The coronavirus pandemic that we have faced over the last year and that has claimed such a heavy price in lives and has come at a price to us as a society and as individuals that is still too early to estimate, a health crisis as well as a social and economic crisis, is a wake-up call, a prelude to the kind of challenges we will have to face. We could not beat the infectious virus as individuals, each person in their own home, each person in their own community. We saw how deeply dependent we are on each other, how much we need each other, to what extent our fate is shared – members of the different tribes, destined to live on this land, to share its successes and accomplishments, and to stand together in times of crisis.
My dear members of the 24th Knesset. I know this podium, this stage. I know it from up close. For 20 years, I had the privilege of serving the Israeli people as a Member of the Knesset, including seven years as a Speaker. Seven Knessets in total. Today, I am before a parliament that has dissolved itself four times in less than two years. A parliament that has relinquished, time after time, the right to express its confidence in the government. The disagreements that divide our society are genuine differences. Many of them are matters of principle. But there are times when we are obliged to resolve even wrenching, tough, painful disagreements. The seats on which you are sitting, honorable members, are rare and valuable. The power you have, in the voting buttons in front of you, is enormous. The Israeli people look to you and expect each one of you to show leadership. The kind of leadership this moment demands. Leadership that is faithful to the people and their values, but that also knows how to mark boundaries and show the way. Leadership that is confident in its path, but that sees ideological rivals not as the enemy, heaven forbid, but as potential partners. Leadership that, in the atmosphere of tribalism, knows how to steer away from separatism and alienation, which may be appropriate for the campaign trail, but are destructive when it comes to building a country and leading a people. The leadership of partnership and respect. That is the leadership the Israeli people need now, and it is not something that is expected only of the Knesset Member entrusted with forming a government or the new president you will elect but of each one of you as representatives and leaders of the people.
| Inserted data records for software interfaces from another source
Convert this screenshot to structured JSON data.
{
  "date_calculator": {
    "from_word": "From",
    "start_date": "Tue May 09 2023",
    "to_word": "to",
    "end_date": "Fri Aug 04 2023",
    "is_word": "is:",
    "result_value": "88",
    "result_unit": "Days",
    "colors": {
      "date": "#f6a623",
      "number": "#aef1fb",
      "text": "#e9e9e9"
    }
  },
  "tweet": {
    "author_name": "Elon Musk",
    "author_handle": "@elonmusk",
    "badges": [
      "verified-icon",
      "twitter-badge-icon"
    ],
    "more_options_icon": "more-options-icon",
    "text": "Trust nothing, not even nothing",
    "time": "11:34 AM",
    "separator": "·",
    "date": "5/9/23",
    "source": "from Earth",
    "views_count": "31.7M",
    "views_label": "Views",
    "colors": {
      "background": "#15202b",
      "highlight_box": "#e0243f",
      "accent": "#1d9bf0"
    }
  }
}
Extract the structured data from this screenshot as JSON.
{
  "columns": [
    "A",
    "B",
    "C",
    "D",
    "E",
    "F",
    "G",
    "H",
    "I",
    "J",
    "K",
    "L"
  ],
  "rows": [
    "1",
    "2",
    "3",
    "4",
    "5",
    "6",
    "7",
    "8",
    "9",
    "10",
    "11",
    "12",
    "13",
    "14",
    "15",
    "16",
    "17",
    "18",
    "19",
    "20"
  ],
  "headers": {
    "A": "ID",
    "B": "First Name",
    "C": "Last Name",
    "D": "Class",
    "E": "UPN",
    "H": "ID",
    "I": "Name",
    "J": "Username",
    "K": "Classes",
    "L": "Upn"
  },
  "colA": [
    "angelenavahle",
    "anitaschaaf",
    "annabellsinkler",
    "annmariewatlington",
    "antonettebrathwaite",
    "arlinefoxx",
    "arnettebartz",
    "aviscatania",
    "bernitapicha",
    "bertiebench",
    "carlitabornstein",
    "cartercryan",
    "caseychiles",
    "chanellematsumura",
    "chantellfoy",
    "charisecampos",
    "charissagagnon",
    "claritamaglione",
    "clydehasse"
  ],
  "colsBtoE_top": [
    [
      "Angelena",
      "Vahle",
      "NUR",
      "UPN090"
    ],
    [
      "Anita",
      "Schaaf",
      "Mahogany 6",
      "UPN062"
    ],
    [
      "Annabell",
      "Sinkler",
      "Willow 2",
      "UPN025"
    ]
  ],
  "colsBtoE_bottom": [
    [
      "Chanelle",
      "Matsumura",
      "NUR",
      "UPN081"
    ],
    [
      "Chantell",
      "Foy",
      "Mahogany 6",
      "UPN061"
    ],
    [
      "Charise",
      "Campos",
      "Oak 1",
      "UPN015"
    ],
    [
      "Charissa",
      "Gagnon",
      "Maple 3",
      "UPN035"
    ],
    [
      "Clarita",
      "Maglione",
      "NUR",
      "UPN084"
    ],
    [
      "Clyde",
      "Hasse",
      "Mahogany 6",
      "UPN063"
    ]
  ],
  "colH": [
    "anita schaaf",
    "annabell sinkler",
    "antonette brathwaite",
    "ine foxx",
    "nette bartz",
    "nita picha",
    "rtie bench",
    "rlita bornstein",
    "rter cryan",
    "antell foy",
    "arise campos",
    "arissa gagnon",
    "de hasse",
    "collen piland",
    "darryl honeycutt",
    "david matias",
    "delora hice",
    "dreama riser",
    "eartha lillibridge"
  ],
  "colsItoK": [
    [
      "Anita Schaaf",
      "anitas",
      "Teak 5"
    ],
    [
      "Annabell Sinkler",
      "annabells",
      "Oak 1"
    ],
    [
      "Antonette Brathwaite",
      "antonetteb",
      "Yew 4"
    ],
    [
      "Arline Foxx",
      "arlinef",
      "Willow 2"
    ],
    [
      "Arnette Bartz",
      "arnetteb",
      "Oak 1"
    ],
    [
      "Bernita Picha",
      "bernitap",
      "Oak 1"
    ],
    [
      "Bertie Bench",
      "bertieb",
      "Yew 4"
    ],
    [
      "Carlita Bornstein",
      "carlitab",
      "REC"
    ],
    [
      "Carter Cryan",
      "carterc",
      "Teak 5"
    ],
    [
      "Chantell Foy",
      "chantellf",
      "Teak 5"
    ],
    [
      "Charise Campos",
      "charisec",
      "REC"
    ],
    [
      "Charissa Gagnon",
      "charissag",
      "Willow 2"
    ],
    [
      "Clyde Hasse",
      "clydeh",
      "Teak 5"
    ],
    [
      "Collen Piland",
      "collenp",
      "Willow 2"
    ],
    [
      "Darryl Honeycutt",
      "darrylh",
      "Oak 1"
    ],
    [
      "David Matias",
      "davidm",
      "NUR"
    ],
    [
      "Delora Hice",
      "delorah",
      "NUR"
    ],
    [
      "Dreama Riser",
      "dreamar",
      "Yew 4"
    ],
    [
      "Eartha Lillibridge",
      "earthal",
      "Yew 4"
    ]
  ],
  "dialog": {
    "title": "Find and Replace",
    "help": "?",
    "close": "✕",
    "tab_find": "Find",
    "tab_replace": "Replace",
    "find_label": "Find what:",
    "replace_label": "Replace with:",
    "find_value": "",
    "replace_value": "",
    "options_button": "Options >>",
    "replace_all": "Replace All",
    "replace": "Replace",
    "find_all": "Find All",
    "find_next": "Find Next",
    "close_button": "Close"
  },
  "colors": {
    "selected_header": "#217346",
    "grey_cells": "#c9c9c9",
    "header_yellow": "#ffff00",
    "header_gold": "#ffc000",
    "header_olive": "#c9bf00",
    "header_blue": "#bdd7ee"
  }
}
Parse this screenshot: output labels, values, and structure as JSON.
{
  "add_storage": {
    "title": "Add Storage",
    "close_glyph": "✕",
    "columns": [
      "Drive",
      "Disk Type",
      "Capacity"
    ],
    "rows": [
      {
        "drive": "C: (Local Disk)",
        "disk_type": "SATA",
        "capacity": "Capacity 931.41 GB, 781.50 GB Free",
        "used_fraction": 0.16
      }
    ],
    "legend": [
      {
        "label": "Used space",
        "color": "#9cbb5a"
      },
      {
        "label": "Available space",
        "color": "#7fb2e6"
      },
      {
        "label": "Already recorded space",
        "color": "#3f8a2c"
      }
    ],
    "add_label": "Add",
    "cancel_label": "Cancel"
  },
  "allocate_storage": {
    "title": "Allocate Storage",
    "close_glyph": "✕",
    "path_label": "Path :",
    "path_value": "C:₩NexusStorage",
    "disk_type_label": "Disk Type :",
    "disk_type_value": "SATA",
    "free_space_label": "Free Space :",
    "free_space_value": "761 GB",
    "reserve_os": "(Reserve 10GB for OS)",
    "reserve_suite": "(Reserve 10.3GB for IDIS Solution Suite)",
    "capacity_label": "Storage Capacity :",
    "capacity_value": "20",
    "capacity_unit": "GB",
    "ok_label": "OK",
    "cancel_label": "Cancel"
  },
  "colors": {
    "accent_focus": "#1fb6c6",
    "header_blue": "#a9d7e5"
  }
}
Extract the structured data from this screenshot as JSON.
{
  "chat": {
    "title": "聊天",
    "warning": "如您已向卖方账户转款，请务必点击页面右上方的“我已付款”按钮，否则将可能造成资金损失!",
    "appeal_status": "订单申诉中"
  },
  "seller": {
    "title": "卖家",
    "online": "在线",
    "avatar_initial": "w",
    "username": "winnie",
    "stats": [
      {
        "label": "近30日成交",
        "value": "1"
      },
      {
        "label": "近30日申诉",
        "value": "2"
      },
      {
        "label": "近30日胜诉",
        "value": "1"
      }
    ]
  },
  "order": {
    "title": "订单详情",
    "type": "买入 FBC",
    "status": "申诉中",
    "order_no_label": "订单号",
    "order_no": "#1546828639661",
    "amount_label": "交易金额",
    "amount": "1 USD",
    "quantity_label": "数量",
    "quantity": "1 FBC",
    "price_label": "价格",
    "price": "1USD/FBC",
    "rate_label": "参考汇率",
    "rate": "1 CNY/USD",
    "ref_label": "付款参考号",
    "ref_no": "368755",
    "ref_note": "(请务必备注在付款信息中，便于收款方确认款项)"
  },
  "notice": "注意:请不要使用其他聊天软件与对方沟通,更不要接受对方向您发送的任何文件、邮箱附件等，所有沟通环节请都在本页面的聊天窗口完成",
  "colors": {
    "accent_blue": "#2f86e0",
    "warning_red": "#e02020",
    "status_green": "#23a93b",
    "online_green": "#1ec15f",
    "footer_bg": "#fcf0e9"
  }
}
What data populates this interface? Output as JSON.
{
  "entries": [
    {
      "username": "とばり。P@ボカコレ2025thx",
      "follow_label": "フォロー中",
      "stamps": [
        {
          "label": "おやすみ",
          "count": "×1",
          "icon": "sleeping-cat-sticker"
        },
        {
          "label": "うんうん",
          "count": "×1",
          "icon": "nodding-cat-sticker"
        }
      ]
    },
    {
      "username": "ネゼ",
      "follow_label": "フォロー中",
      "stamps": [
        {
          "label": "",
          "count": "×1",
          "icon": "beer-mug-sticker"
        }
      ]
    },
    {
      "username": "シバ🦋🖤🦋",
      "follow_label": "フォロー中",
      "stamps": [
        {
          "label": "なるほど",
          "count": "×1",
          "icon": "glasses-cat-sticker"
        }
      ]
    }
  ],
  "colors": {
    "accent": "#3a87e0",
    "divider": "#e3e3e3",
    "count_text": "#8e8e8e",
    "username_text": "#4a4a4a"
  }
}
My dear ones, I believe in these people. I believe in it because that is the lesson history, ancient and modern, has taught me. I believe in it because this person has proved their might during this plague. I believe. Believe yourselves, too. Believe in the words of Ezekiel: I am going to take the stick of Joseph which is in Ephraim’s hand, and of the Israelite tribes associated with him, and join it to Judah’s stick. I will make them into a single stick of wood, and they will become one in my hand. … I will make a covenant of peace with them; it will be an everlasting covenant.’ (Ezekiel 37:22, 26). Bless you.”